If your 'score' is greater than -0.28 logits (-0.21 logits in April of next year), you pass.
NCLEX is considered a difficult exam because, unlike every other test you have ever taken, you aren't being measured against your peers. You are, in fact, being measured against yourself.
Timothy.Last edit by ZASHAGALKA on Dec 17, '06
Mar 13, '07so that o.21 logits thing...(i dont really understand) doesnt really make a difference then like suzanne said..?? u just have to prepare for it..coz its with the difficulty of the questions rather than how many u really get right..but if u get a lot right but they're easy questions..that doesnt matter..did i understand this right...coz that 0.21 watever decimal thing is such a small number..if u think about it ...it's not even "1"...
Mar 17, '07Quote from jls1117It's actually a negative number, -0.21 logits. Just think of it as a place on a number line (a number line composed of 10,000 'positions', or 'logits'). A logit is NOT arbitrary to the test, but it IS an arbitrary number for you.so that o.21 logits thing...(i dont really understand) doesnt really make a difference then like suzanne said..?? u just have to prepare for it..coz its with the difficulty of the questions rather than how many u really get right..but if u get a lot right but they're easy questions..that doesnt matter..did i understand this right...coz that 0.21 watever decimal thing is such a small number..if u think about it ...it's not even "1"...
And you won't just keep getting questions 'easy' for you. The POINT of the test to get increasingly more difficult until YOU answer about half the questions right, and half wrong. And you WILL answer about half right and half wrong. It isn't about getting a certain number of questions right; it's about the difficulty level at which you are equally likely to get a question right OR wrong.
As a result, the test is difficult for everybody. Unlike other tests, that measure you against a body of your peers, you cannot predict the outcome based upon how difficult the test was for you, by comparison. The NCLEX measures YOU against YOU.
Don't focus on the number of right or wrong answers. That's NOT how this test works. Also, don't presume that you will get a steady stream of 'easy' questions. There are 10,000 NCLEX test questions. They are each progressively more difficult, and you WILL get progressively more difficult questions UNTIL the test is not 'easy' for you. THAT's the point of the test because THAT is what the test is measuring, not right or wrong answers.
Timothy.Last edit by ZASHAGALKA on Mar 17, '07
Mar 17, '07oh great. that is not good. i will be taking my test in two years. I really hope they don't have any more of the Nclex test stuff. lol
Mar 19, '07So they changed things:smackingf .....nobody likes change, but I will tell you what....

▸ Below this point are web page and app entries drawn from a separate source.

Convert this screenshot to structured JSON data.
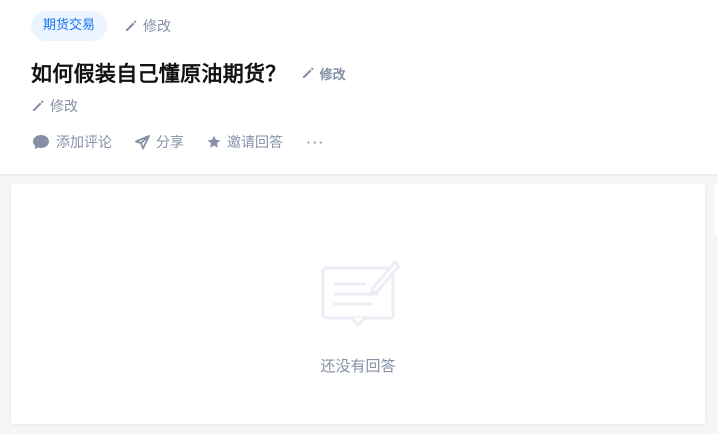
{
  "header": {
    "topic_tag": "期货交易",
    "topic_edit_label": "修改",
    "title": "如何假装自己懂原油期货？",
    "title_edit_label": "修改",
    "description_edit_label": "修改",
    "actions": {
      "comment": "添加评论",
      "share": "分享",
      "invite": "邀请回答",
      "more": "···"
    }
  },
  "answers": {
    "empty_text": "还没有回答"
  },
  "colors": {
    "accent": "#1772f6",
    "tag_bg": "#ebf5ff",
    "muted": "#8590a6",
    "page_bg": "#f6f6f6"
  },
  "icons": [
    "pencil-icon",
    "comment-icon",
    "share-icon",
    "star-icon",
    "more-icon",
    "empty-answer-icon"
  ]
}
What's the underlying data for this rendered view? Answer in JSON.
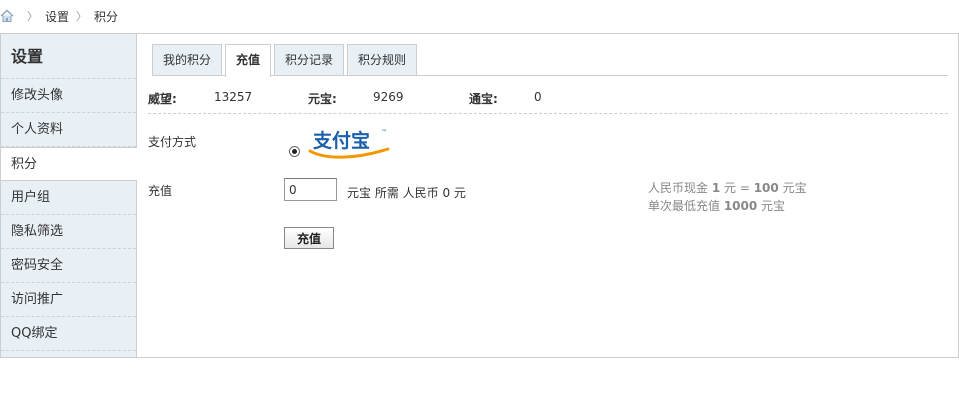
{
  "breadcrumb": {
    "items": [
      "设置",
      "积分"
    ]
  },
  "sidebar": {
    "title": "设置",
    "items": [
      {
        "label": "修改头像"
      },
      {
        "label": "个人资料"
      },
      {
        "label": "积分",
        "active": true
      },
      {
        "label": "用户组"
      },
      {
        "label": "隐私筛选"
      },
      {
        "label": "密码安全"
      },
      {
        "label": "访问推广"
      },
      {
        "label": "QQ绑定"
      }
    ]
  },
  "tabs": [
    {
      "label": "我的积分"
    },
    {
      "label": "充值",
      "active": true
    },
    {
      "label": "积分记录"
    },
    {
      "label": "积分规则"
    }
  ],
  "stats": [
    {
      "label": "威望:",
      "value": "13257"
    },
    {
      "label": "元宝:",
      "value": "9269"
    },
    {
      "label": "通宝:",
      "value": "0"
    }
  ],
  "payment": {
    "label": "支付方式",
    "method_logo_text": "支付宝",
    "selected": true
  },
  "recharge": {
    "label": "充值",
    "input_value": "0",
    "desc_prefix": "元宝  所需 人民币 ",
    "rmb_amount": "0",
    "desc_suffix": " 元",
    "button_label": "充值"
  },
  "info": {
    "line1_prefix": "人民币现金 ",
    "line1_rmb": "1",
    "line1_mid": " 元 = ",
    "line1_amount": "100",
    "line1_suffix": " 元宝",
    "line2_prefix": "单次最低充值 ",
    "line2_amount": "1000",
    "line2_suffix": " 元宝"
  },
  "colors": {
    "sidebar_bg": "#e8eff5",
    "border": "#cdcdcd",
    "alipay_blue": "#1a5fab",
    "alipay_orange": "#f39800"
  }
}
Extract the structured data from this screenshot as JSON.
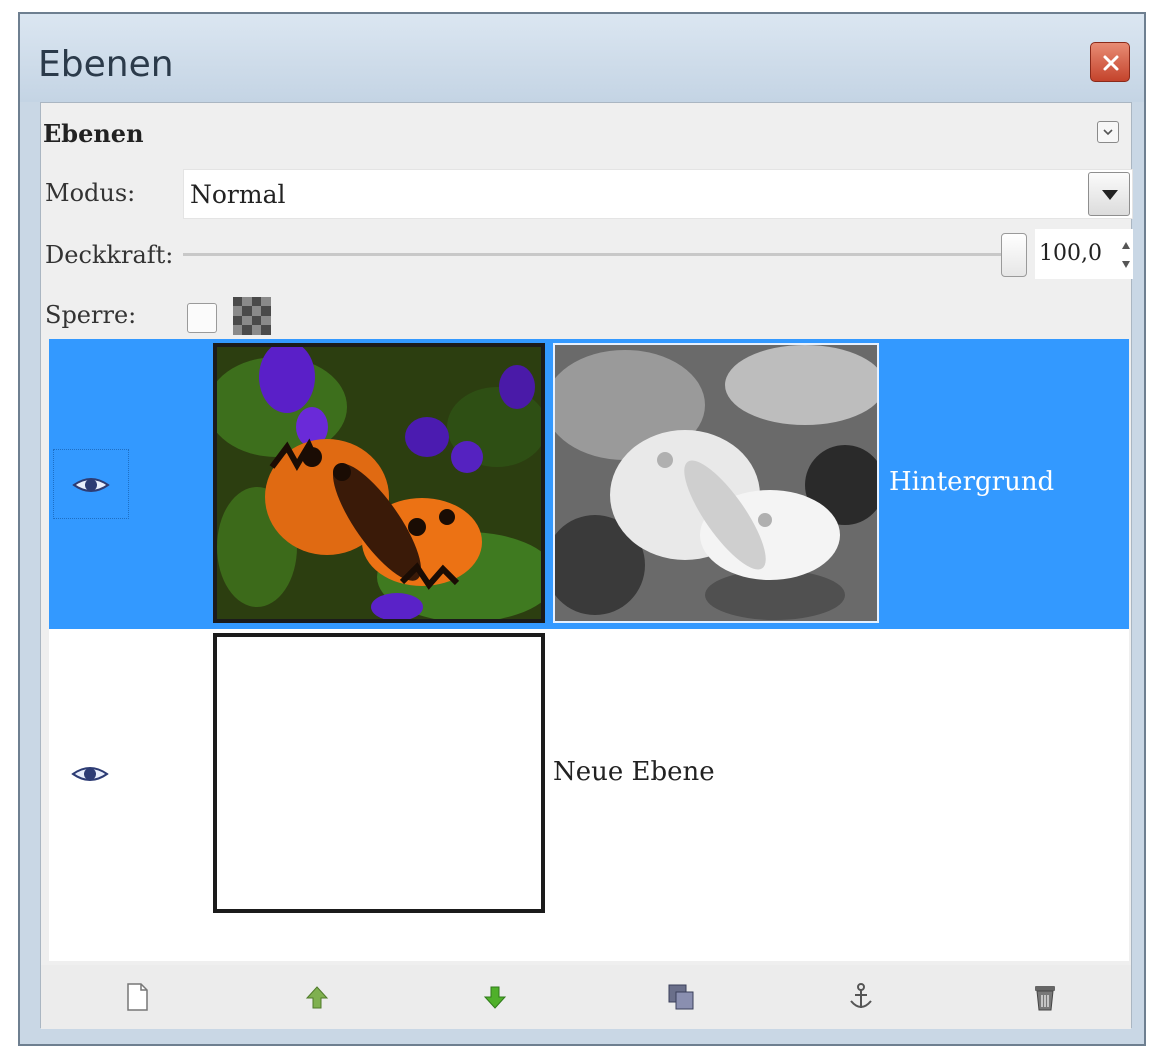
{
  "window": {
    "title": "Ebenen"
  },
  "panel": {
    "tab_label": "Ebenen",
    "mode_label": "Modus:",
    "mode_value": "Normal",
    "opacity_label": "Deckkraft:",
    "opacity_value": "100,0",
    "opacity_percent": 100,
    "lock_label": "Sperre:"
  },
  "layers": [
    {
      "name": "Hintergrund",
      "visible": true,
      "selected": true,
      "has_mask": true,
      "thumbnail": "butterfly-photo"
    },
    {
      "name": "Neue Ebene",
      "visible": true,
      "selected": false,
      "has_mask": false,
      "thumbnail": "empty-white"
    }
  ],
  "toolbar_icons": [
    "new-layer-icon",
    "raise-layer-icon",
    "lower-layer-icon",
    "duplicate-layer-icon",
    "anchor-layer-icon",
    "delete-layer-icon"
  ],
  "colors": {
    "selection": "#3399ff",
    "selected_text": "#ffffff",
    "titlebar": "#c9d7e5",
    "close_button": "#d9553d"
  }
}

In nursing you have to always be ready for change. We learn to adapt and overcome!
I KNOW you can still do it! Just study hard, take well needed rest breaks and get ready for that "I passed" ticket to happiness!!~